Do you have a special message for your numerous fans across the globe reading this right now?
Thank you for being readers. As I mentioned earlier, one of the most unexpected and wonderful side benefits of being a writer is developing relationships with readers. There is a generosity of spirit and caring that I am so grateful for. How wonderful it is to wake up in the morning and find a message from a reader, telling me of their experience with one of my books and what it meant to them. Not many careers come with that kind of perk!

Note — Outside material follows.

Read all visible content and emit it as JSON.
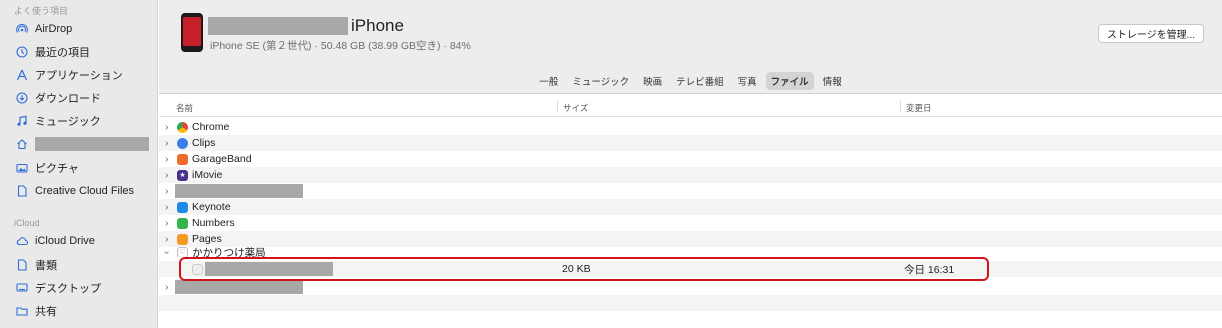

Just this past week, at the book launch for Set Free, an elderly man waited patiently for two hours until there was no one left in the book signing line. He was intent on having time to speak with me. He told this wonderful tale of how, some years ago, he and his wife had honeymooned in Morocco. When he learned Set Free takes place partly in Morocco, he wanted to buy the book and have me sign it. It was to be a gift for his wife, now suffering the early stages of Alzheimer’s disease, so she could read it and remember. I’m glad he waited until everyone else was gone because he darn well almost made me cry.
Lastly, can we expect more books from you soon?
I’m currently working on another suspense novel tentatively called Lone Cay. It will feature a character who, due to special circumstances, is forced to become the loneliest man on earth. If all goes to plan, I hope to release it late summer/early fall 2017.Fingers crossed!
Find out more about interviewer and writer Prapti Panda and read more of her reviews.